During the state’s election campaign, a milk-related controversy has emerged. Amul, India’s largest milk cooperative, experienced a fierce response in Karnataka when they announced their entry in Bengaluru.
The state’s opposition feared that Amul’s entry, backed by the BJP, would jeopardise the Karnataka Milk Federation (KMF) brand ‘Nandini,’ which is profoundly tied with Kannadiga identity.
What is Amul vs Nandini Controvery?
The Amul vs. Nandini controversy started when Amul, the largest milk cooperative in the country, announced that they will deliver milk and curd online in Bengaluru. But the announcement did not go as planned, and people from Karnataka and the Congress party in the state heavily criticised the decision.

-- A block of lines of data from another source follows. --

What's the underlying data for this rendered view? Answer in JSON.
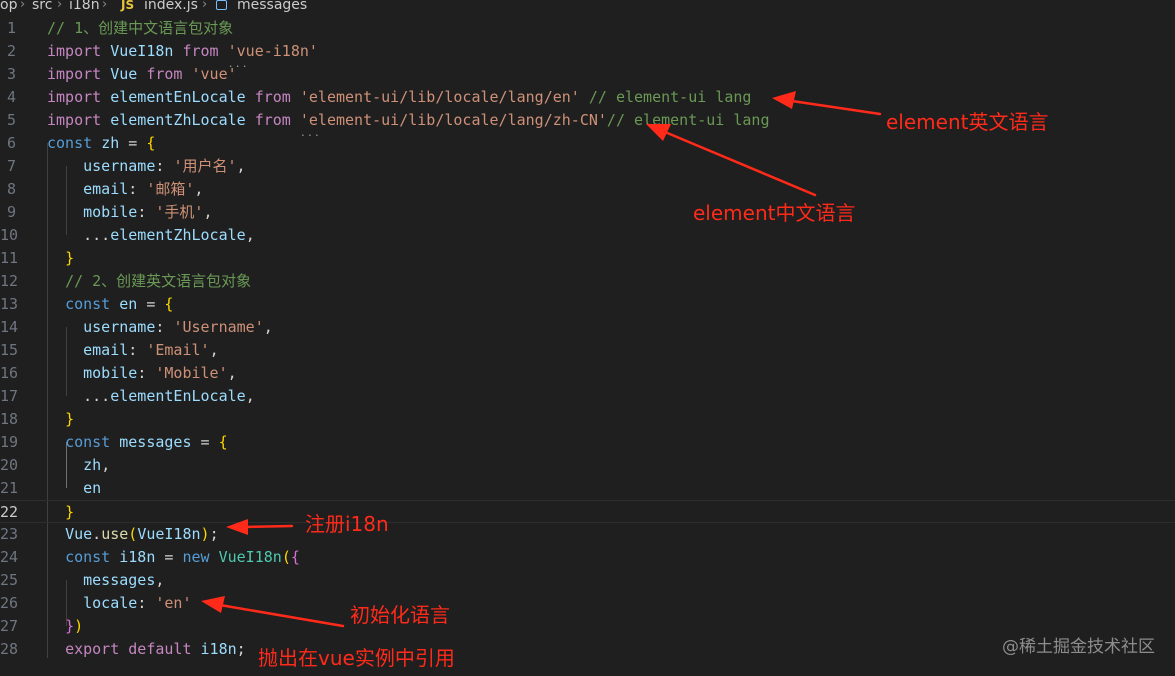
{
  "breadcrumb": {
    "root": "op",
    "folder1": "src",
    "folder2": "i18n",
    "file_badge": "JS",
    "file": "index.js",
    "symbol": "messages"
  },
  "gutter": {
    "numbers": [
      "1",
      "2",
      "3",
      "4",
      "5",
      "6",
      "7",
      "8",
      "9",
      "10",
      "11",
      "12",
      "13",
      "14",
      "15",
      "16",
      "17",
      "18",
      "19",
      "20",
      "21",
      "22",
      "23",
      "24",
      "25",
      "26",
      "27",
      "28"
    ],
    "active_line": "22"
  },
  "code": {
    "l1_comment": "// 1、创建中文语言包对象",
    "l2_import": "import",
    "l2_name": "VueI18n",
    "l2_from": "from",
    "l2_src": "'vue-i18n'",
    "l3_import": "import",
    "l3_name": "Vue",
    "l3_from": "from",
    "l3_src": "'vue'",
    "l4_import": "import",
    "l4_name": "elementEnLocale",
    "l4_from": "from",
    "l4_src": "'element-ui/lib/locale/lang/en'",
    "l4_comment": "// element-ui lang",
    "l5_import": "import",
    "l5_name": "elementZhLocale",
    "l5_from": "from",
    "l5_src": "'element-ui/lib/locale/lang/zh-CN'",
    "l5_comment": "// element-ui lang",
    "l6_const": "const",
    "l6_name": "zh",
    "l6_eq": " = ",
    "l6_brace": "{",
    "l7_key": "username",
    "l7_colon": ": ",
    "l7_val": "'用户名'",
    "l7_comma": ",",
    "l8_key": "email",
    "l8_colon": ": ",
    "l8_val": "'邮箱'",
    "l8_comma": ",",
    "l9_key": "mobile",
    "l9_colon": ": ",
    "l9_val": "'手机'",
    "l9_comma": ",",
    "l10_spread": "...",
    "l10_name": "elementZhLocale",
    "l10_comma": ",",
    "l11_brace": "}",
    "l12_comment": "// 2、创建英文语言包对象",
    "l13_const": "const",
    "l13_name": "en",
    "l13_eq": " = ",
    "l13_brace": "{",
    "l14_key": "username",
    "l14_colon": ": ",
    "l14_val": "'Username'",
    "l14_comma": ",",
    "l15_key": "email",
    "l15_colon": ": ",
    "l15_val": "'Email'",
    "l15_comma": ",",
    "l16_key": "mobile",
    "l16_colon": ": ",
    "l16_val": "'Mobile'",
    "l16_comma": ",",
    "l17_spread": "...",
    "l17_name": "elementEnLocale",
    "l17_comma": ",",
    "l18_brace": "}",
    "l19_const": "const",
    "l19_name": "messages",
    "l19_eq": " = ",
    "l19_brace": "{",
    "l20_name": "zh",
    "l20_comma": ",",
    "l21_name": "en",
    "l22_brace": "}",
    "l23_obj": "Vue",
    "l23_dot": ".",
    "l23_fn": "use",
    "l23_paren_open": "(",
    "l23_arg": "VueI18n",
    "l23_paren_close": ")",
    "l23_semi": ";",
    "l24_const": "const",
    "l24_name": "i18n",
    "l24_eq": " = ",
    "l24_new": "new",
    "l24_cls": "VueI18n",
    "l24_paren": "(",
    "l24_brace": "{",
    "l25_key": "messages",
    "l25_comma": ",",
    "l26_key": "locale",
    "l26_colon": ": ",
    "l26_val": "'en'",
    "l27_brace": "}",
    "l27_paren": ")",
    "l28_export": "export",
    "l28_default": "default",
    "l28_name": "i18n",
    "l28_semi": ";"
  },
  "annotations": {
    "en_lang": "element英文语言",
    "zh_lang": "element中文语言",
    "register": "注册i18n",
    "init_lang": "初始化语言",
    "export_note": "抛出在vue实例中引用"
  },
  "watermark": "@稀土掘金技术社区",
  "colors": {
    "background": "#1f1f1f",
    "keyword": "#569cd6",
    "control_keyword": "#c586c0",
    "variable": "#9cdcfe",
    "class": "#4ec9b0",
    "function": "#dcdcaa",
    "string": "#ce9178",
    "comment": "#6a9955",
    "annotation": "#ff2a1a"
  }
}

Also, a few days ago, Home Minister Amit Shah said in a rally that Amul and Nandini would come together to fulfil the demand for milk and dairy in the state. Although the Bharatiya Janata Party (BJP) clarified that the statement was not about the merger of these two cooperatives.
Amul is an Indian state government-owned dairy-based cooperative society, and it is under the ownership of Gujarat Cooperative Milk Marketing Federation Limited. Amul sells its products in various states across the country.

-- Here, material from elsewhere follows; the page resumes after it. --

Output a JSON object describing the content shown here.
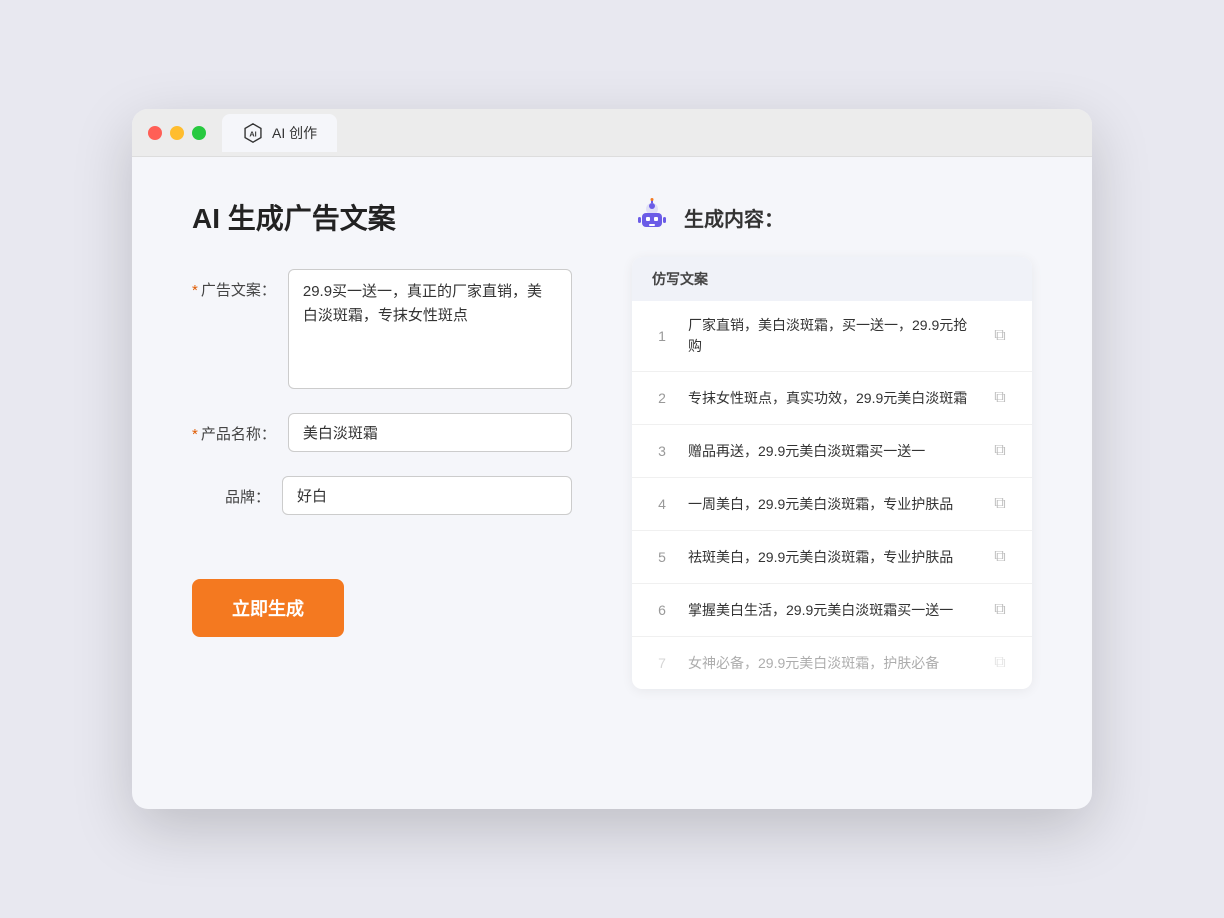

Whereas Nandini is the brand name under which KMF (Karnataka Milk Federation) sells its products in the state and in a few other cities. Nandini is the largest milk cooperative in the state of Karnataka and the second-largest in India.
Why is Amul is Facing Backlash in Karnataka?

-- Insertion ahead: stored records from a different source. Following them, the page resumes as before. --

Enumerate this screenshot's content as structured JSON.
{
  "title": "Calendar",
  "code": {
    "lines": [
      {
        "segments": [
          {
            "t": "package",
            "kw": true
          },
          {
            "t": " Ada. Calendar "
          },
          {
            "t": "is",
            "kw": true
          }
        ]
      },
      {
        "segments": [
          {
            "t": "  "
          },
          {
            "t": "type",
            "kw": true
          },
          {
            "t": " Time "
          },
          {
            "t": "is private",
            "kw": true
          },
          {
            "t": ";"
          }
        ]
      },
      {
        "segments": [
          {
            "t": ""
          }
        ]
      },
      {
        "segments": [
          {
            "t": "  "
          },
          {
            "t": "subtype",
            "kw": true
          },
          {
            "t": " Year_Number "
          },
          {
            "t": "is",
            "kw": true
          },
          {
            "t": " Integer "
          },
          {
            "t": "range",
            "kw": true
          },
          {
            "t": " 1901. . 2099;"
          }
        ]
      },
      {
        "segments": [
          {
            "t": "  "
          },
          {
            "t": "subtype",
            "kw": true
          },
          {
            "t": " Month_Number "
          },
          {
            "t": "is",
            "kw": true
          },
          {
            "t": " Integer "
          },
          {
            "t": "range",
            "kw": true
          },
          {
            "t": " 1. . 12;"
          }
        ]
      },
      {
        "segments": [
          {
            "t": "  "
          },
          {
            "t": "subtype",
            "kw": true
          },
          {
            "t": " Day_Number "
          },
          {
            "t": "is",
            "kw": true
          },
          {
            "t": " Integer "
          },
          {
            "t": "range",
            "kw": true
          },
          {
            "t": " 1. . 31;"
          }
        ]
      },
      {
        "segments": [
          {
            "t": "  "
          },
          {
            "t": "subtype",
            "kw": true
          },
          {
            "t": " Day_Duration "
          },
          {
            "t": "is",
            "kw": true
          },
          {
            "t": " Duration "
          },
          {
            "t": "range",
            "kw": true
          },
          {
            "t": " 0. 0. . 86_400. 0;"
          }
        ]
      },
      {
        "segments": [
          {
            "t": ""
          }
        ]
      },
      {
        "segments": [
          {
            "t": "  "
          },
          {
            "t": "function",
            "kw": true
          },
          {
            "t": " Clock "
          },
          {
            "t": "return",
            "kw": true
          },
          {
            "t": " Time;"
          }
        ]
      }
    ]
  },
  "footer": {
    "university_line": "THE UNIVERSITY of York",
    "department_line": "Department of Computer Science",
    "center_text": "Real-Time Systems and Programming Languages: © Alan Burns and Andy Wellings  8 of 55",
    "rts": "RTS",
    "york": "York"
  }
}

Nandini has an advantage over Amul in Karnataka because it is a domestic brand with low pricing. According to various suppliers, Nandini Dairy’s milk costs remain among the lowest in the city, at Rs 39 per litre. Meanwhile, people who are buying Amul Milk in other states are paying Rs 54 per litre for Amul-toning milk and Rs 52 per litre in Gujarat.
Amul is an expensive option as compared to Nandini, and Amul is a bigger brand. According to protestors, Amul will disrupt the market, and the prices of dairy products will increase in the state.
Support for Nandini
Now various leaders are coming forward in support of Nandini. Former Chief Minister of Karnataka Siddaramaiah said, “All Kannadigas should pledge not to buy Amul products”. “All Kannadigas have to unanimously resist the usurpation of the KMF, which has been built for the welfare of the farmers of the country. All Kannadigas should pledge not to buy Amul products.”
Siddaramaiah also tagged Prime Minister Modi and asked, “Is the purpose of his visit to the state to give or to loot?” In the tweet, Siddaramaiah referred to the merger of Vijaya Bank and Bank of Baroda, as well as the ports and airports being handed over to Gujarat’s Adani.
In reply to Siddaramaiah, Amit Malviya, who is the IT department head for the BJP, said that Amul is not entering Karnataka. Both Amul and KMF sell their products across quick-commerce platforms, and he also claimed that the turnover of KMF (the Karnataka Milk Federation) has increased in past years.
Amul’s reaction on the controversy
Amid the boycott trend, Gujarat Cooperative Milk Marketing Federation Managing Director Jayen Mehta said the company’s entry into the state’s dairy market is not to compete but to coexist with the local Nandini brand.
Jayen said it is not Amul vs. Nandini, but Amul and Nandini. Mehta put an emphasis on coexisting with both brands, saying both were farmer-owned cooperatives with similar interests. We are not here to compete with Nandini”.
Ans. Amul is an Indian state government-owned dairy-based cooperative society, and it is under the ownership of Gujarat Cooperative Milk Marketing Federation Limited.
Ans. Nandini is the brand name under which KMF (Karnataka Milk Federation) sells its products in the state and in a few other cities.
Ans. Amul stands for Anand Milk Union Limited.